The second show in 2003 was even larger than the first and soon it became a traveling event. The Manure Expo has been held in Wisconsin, Minnesota, Michigan, Ohio, Iowa, Pennsylvania and Nebraska.
In 2012, the expo returns to its original location, the USDA Dairy Forage Research Center Farm in Prairie du Sac, Wisconsin. Mark your calendar for Wednesday, Aug. 22 and start making travel arrangements.
There is no cost to attend the expo, which is presented by the Professional Nutrient Applicators Association of Wisconsin, University of Wisconsin Extension Nutrient Management Team, USDA Dairy Forage Research Center and is supported in part by a consortium of land grant universities and conservation agencies from across the U.S.
Below is a small portion of what to expect at the North American Manure Expo. Click here for more information.
J. Mark Powell, research soil scientist with the U.S. Dairy Forage Research Center (USDFRC), plans to discuss how the application of manure impacts corn yield, nitrogen uptake and relative nitrogen loss. This presentation will include partitioning of total manure nitrogen applied each of four years into relative amounts of nitrogen, taken up by corn, volatilized as ammonia, leached as nitrate and remaining in soil at trial’s end.

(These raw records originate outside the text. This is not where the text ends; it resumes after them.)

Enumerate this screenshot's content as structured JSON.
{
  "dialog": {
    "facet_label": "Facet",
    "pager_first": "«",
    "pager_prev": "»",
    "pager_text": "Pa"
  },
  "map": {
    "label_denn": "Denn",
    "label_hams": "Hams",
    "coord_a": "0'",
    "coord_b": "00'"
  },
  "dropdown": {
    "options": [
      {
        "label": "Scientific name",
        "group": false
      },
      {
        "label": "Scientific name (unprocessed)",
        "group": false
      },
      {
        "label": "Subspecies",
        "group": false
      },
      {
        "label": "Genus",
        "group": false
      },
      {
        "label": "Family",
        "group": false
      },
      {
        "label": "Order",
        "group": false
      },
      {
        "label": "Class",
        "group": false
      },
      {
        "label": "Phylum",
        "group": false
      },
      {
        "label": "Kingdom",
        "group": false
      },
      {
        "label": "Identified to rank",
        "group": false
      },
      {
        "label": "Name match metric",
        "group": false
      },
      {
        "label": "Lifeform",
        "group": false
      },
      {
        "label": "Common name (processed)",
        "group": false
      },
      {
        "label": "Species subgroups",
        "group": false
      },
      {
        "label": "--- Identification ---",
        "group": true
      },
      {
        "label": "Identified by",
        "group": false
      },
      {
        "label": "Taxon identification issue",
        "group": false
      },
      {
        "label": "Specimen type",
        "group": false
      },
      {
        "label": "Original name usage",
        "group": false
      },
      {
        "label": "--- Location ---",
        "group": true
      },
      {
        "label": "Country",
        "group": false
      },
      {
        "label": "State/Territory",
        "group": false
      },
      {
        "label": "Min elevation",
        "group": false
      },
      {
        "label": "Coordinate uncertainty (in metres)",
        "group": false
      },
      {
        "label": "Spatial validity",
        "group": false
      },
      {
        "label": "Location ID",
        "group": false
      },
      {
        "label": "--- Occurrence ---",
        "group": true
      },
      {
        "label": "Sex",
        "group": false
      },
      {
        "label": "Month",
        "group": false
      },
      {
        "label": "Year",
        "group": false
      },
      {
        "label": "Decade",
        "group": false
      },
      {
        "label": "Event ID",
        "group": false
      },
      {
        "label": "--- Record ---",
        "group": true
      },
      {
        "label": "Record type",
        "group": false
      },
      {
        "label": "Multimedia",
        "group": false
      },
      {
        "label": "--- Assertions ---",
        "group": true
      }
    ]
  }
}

Another research soil scientist at USDFRC, Bill Jokela, will share information on recent innovations in application equipment that provide low-disturbance manure incorporation while maintaining surface residue in annual crops and even perennial forages. These improved methods increase the crop nitrogen utilization and economic value of manure, reduce the environmental impact, and improve the manure nitrogen-phosphorus balance for better nutrient management planning.
Additional topics and speakers include:

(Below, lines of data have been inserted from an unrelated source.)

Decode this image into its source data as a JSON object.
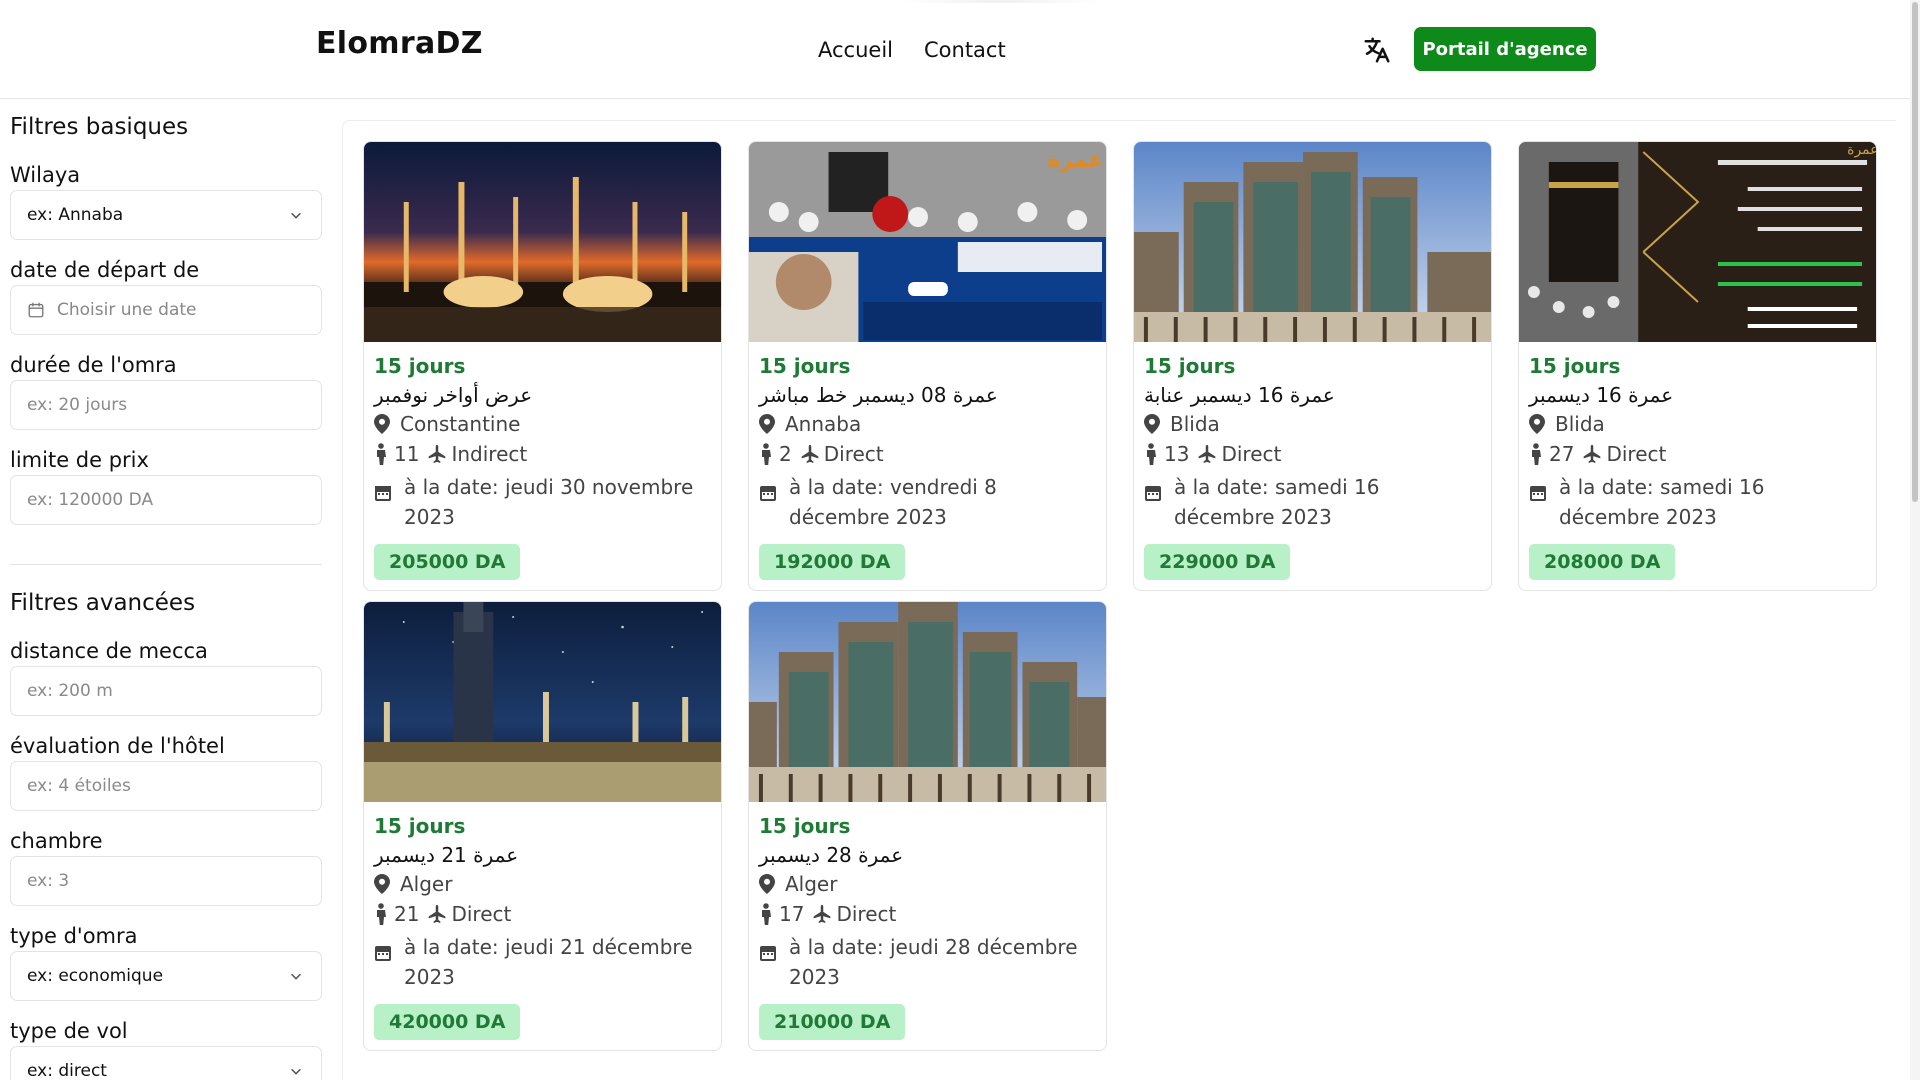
{
  "header": {
    "logo": "ElomraDZ",
    "nav": [
      "Accueil",
      "Contact"
    ],
    "portal_button": "Portail d'agence"
  },
  "sidebar": {
    "basic_title": "Filtres basiques",
    "advanced_title": "Filtres avancées",
    "wilaya": {
      "label": "Wilaya",
      "value": "ex: Annaba"
    },
    "date": {
      "label": "date de départ de",
      "placeholder": "Choisir une date"
    },
    "duration": {
      "label": "durée de l'omra",
      "placeholder": "ex: 20 jours"
    },
    "price": {
      "label": "limite de prix",
      "placeholder": "ex: 120000 DA"
    },
    "distance": {
      "label": "distance de mecca",
      "placeholder": "ex: 200 m"
    },
    "rating": {
      "label": "évaluation de l'hôtel",
      "placeholder": "ex: 4 étoiles"
    },
    "room": {
      "label": "chambre",
      "placeholder": "ex: 3"
    },
    "omra_type": {
      "label": "type d'omra",
      "value": "ex: economique"
    },
    "flight_type": {
      "label": "type de vol",
      "value": "ex: direct"
    }
  },
  "offers": [
    {
      "duration": "15 jours",
      "title": "عرض أواخر نوفمبر",
      "city": "Constantine",
      "pax": "11",
      "flight": "Indirect",
      "date": "à la date: jeudi 30 novembre 2023",
      "price": "205000 DA",
      "image": "medina-night"
    },
    {
      "duration": "15 jours",
      "title": "عمرة 08 ديسمبر خط مباشر",
      "city": "Annaba",
      "pax": "2",
      "flight": "Direct",
      "date": "à la date: vendredi 8 décembre 2023",
      "price": "192000 DA",
      "image": "najah-poster"
    },
    {
      "duration": "15 jours",
      "title": "عمرة 16 ديسمبر عنابة",
      "city": "Blida",
      "pax": "13",
      "flight": "Direct",
      "date": "à la date: samedi 16 décembre 2023",
      "price": "229000 DA",
      "image": "clock-towers"
    },
    {
      "duration": "15 jours",
      "title": "عمرة 16 ديسمبر",
      "city": "Blida",
      "pax": "27",
      "flight": "Direct",
      "date": "à la date: samedi 16 décembre 2023",
      "price": "208000 DA",
      "image": "kaaba-poster"
    },
    {
      "duration": "15 jours",
      "title": "عمرة 21 ديسمبر",
      "city": "Alger",
      "pax": "21",
      "flight": "Direct",
      "date": "à la date: jeudi 21 décembre 2023",
      "price": "420000 DA",
      "image": "mecca-stars"
    },
    {
      "duration": "15 jours",
      "title": "عمرة 28 ديسمبر",
      "city": "Alger",
      "pax": "17",
      "flight": "Direct",
      "date": "à la date: jeudi 28 décembre 2023",
      "price": "210000 DA",
      "image": "clock-towers"
    }
  ],
  "icons": {
    "translate": "translate-icon",
    "location": "map-pin-icon",
    "person": "person-icon",
    "plane": "plane-icon",
    "calendar": "calendar-icon",
    "chevron": "chevron-down-icon"
  },
  "colors": {
    "brand_green": "#0d8a1a",
    "duration_green": "#1e7a34",
    "price_bg": "#b8f0c8"
  }
}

• Nitrification Inhibitors for Manure – Carrie Laboski, associate professor of soil science, University of Wisconsin – Madison
•The Impact of Time of Manure Application on Runoff and Dissolved Phosphorus Losses – Peter Vadas, research soil scientist, USDFRC

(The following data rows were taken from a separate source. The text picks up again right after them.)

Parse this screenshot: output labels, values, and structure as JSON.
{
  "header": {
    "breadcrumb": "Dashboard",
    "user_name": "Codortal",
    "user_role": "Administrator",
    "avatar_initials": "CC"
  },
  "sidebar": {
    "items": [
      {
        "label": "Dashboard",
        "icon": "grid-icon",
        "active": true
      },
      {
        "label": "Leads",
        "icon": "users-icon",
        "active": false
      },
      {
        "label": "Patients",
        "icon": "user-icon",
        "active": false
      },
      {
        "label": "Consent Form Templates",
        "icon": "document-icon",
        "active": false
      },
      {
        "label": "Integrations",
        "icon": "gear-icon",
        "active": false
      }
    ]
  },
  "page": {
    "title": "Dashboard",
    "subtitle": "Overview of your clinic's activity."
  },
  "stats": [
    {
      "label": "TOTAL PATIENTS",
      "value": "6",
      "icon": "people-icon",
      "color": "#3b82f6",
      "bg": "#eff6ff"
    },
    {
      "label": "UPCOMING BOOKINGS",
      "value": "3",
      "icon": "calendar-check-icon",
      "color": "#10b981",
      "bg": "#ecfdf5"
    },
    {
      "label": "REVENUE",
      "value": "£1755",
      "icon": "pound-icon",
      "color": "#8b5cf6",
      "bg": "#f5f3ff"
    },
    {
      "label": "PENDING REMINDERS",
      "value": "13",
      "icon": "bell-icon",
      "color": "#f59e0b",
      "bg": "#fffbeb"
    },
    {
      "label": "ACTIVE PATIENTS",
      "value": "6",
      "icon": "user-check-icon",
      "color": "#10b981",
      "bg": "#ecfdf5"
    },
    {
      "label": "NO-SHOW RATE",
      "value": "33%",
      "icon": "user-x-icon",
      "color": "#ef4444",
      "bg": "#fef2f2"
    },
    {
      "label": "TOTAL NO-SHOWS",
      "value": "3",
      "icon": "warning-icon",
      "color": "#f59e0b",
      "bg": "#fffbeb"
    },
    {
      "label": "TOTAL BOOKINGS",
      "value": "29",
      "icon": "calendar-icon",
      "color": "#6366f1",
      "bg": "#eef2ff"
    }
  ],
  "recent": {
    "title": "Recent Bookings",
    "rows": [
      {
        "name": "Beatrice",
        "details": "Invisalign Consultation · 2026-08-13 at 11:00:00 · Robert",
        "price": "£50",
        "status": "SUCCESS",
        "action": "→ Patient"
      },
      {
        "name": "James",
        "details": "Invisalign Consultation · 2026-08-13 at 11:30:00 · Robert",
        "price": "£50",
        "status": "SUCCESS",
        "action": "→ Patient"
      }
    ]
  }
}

• Manure Nutrient Availability – Chris Baxter, associate professor of soil & crop science, University of Wisconsin – Platteville, and Carrie Laboski
• OSHA Rules Pertinent to Manure Haulers – Cheryl A. Skjolaas, director, University of Wisconsin Center for Agricultural Safety and Health
• Sand-laden Manure: Handling & Separation – Becky Larson, assistant professor of biological systems engineering, University of Wisconsin – Madison
• Manure Nutrient Content, Variation, Sampling Techniques, Etc. – John Peters, director, University of Wisconsin Soil Testing Laboratories
• Using Precision Agriculture Technology & Equipment for Manure Application & Management – Jim Leverich, University of Wisconsin – Extension on-farm research coordinator, and Dustin Ransom, T-K Ag Works, Darien, Wisconsin
• Manure Equipment Effects on Rural Roads & Bridges: Research Results – Kevin Erb, conservation training coordinator, University of Wisconsin – Extension
• Comparison of Phosphorus and Nitrogen Loss in Surface Runoff versus Tile Flow in Wisconsin Tile Drained Landscapes – Eric Cooley, University of Wisconsin – Discovery Farms
• Manure Application thru Irrigation – Chris Henry, assistant professor of biological systems engineering, University of Arkansas
On-site demonstrations include manure pit agitation and pumping, liquid and solid manure application, and manure bag and dragline application. There will also be a manure spill demonstration to equip manure applicators and farmers the steps to take should they find themselves in a similar situation.
A tour of the Wisconsin Community Anaerobic Manure Digester will be held the afternoon of Aug. 21, the day prior to the Expo. One of a few community anaerobic digestion systems in the U.S., this site in Dane County, Wisconsin, accepts manure from three dairy farms. The farms are contracted to provide manure to a third party, which owns and manages the digestion system. The tour will cover each component of the digestion system as well basic operation and a look at the cooperative design, which was critical for the installation of this system. PD
Progressive Dairyman magazine